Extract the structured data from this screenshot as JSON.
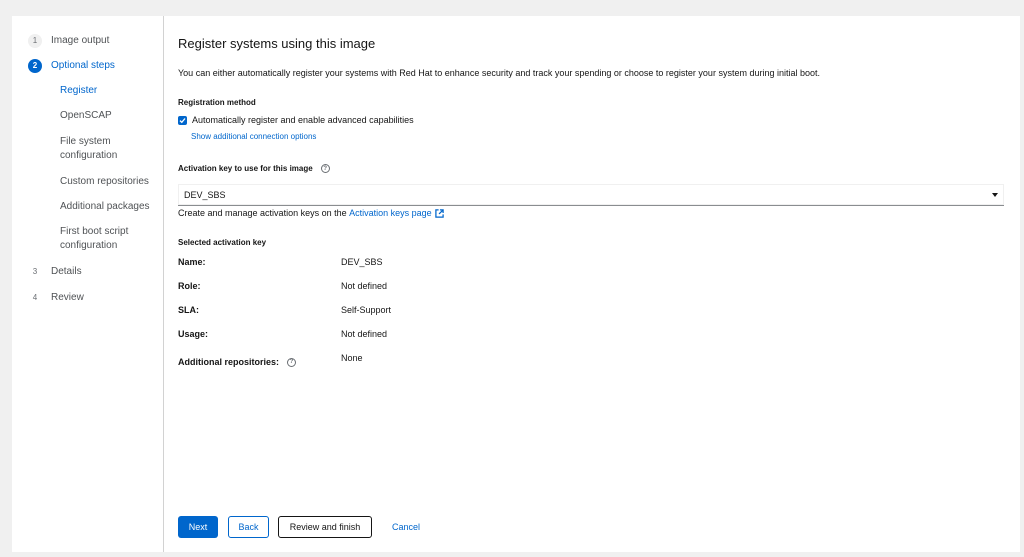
{
  "nav": {
    "steps": [
      {
        "num": "1",
        "label": "Image output"
      },
      {
        "num": "2",
        "label": "Optional steps"
      },
      {
        "num": "3",
        "label": "Details"
      },
      {
        "num": "4",
        "label": "Review"
      }
    ],
    "substeps": [
      {
        "label": "Register"
      },
      {
        "label": "OpenSCAP"
      },
      {
        "label": "File system configuration"
      },
      {
        "label": "Custom repositories"
      },
      {
        "label": "Additional packages"
      },
      {
        "label": "First boot script configuration"
      }
    ]
  },
  "main": {
    "title": "Register systems using this image",
    "description": "You can either automatically register your systems with Red Hat to enhance security and track your spending or choose to register your system during initial boot.",
    "registration_method_label": "Registration method",
    "auto_register_label": "Automatically register and enable advanced capabilities",
    "auto_register_checked": true,
    "show_options_link": "Show additional connection options",
    "activation_key_label": "Activation key to use for this image",
    "activation_key_value": "DEV_SBS",
    "helper_text": "Create and manage activation keys on the",
    "helper_link": "Activation keys page",
    "selected_key_label": "Selected activation key",
    "details": [
      {
        "key": "Name:",
        "value": "DEV_SBS"
      },
      {
        "key": "Role:",
        "value": "Not defined"
      },
      {
        "key": "SLA:",
        "value": "Self-Support"
      },
      {
        "key": "Usage:",
        "value": "Not defined"
      },
      {
        "key": "Additional repositories:",
        "value": "None"
      }
    ]
  },
  "footer": {
    "next": "Next",
    "back": "Back",
    "review_finish": "Review and finish",
    "cancel": "Cancel"
  },
  "colors": {
    "accent": "#0066cc",
    "text": "#151515",
    "muted": "#4f5255"
  }
}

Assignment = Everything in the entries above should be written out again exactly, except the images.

Output for this exercise =
Extract the structured data from this screenshot as JSON.
{
  "nav": {
    "steps": [
      {
        "num": "1",
        "label": "Image output"
      },
      {
        "num": "2",
        "label": "Optional steps"
      },
      {
        "num": "3",
        "label": "Details"
      },
      {
        "num": "4",
        "label": "Review"
      }
    ],
    "substeps": [
      {
        "label": "Register"
      },
      {
        "label": "OpenSCAP"
      },
      {
        "label": "File system configuration"
      },
      {
        "label": "Custom repositories"
      },
      {
        "label": "Additional packages"
      },
      {
        "label": "First boot script configuration"
      }
    ]
  },
  "main": {
    "title": "Register systems using this image",
    "description": "You can either automatically register your systems with Red Hat to enhance security and track your spending or choose to register your system during initial boot.",
    "registration_method_label": "Registration method",
    "auto_register_label": "Automatically register and enable advanced capabilities",
    "auto_register_checked": true,
    "show_options_link": "Show additional connection options",
    "activation_key_label": "Activation key to use for this image",
    "activation_key_value": "DEV_SBS",
    "helper_text": "Create and manage activation keys on the",
    "helper_link": "Activation keys page",
    "selected_key_label": "Selected activation key",
    "details": [
      {
        "key": "Name:",
        "value": "DEV_SBS"
      },
      {
        "key": "Role:",
        "value": "Not defined"
      },
      {
        "key": "SLA:",
        "value": "Self-Support"
      },
      {
        "key": "Usage:",
        "value": "Not defined"
      },
      {
        "key": "Additional repositories:",
        "value": "None"
      }
    ]
  },
  "footer": {
    "next": "Next",
    "back": "Back",
    "review_finish": "Review and finish",
    "cancel": "Cancel"
  },
  "colors": {
    "accent": "#0066cc",
    "text": "#151515",
    "muted": "#4f5255"
  }
}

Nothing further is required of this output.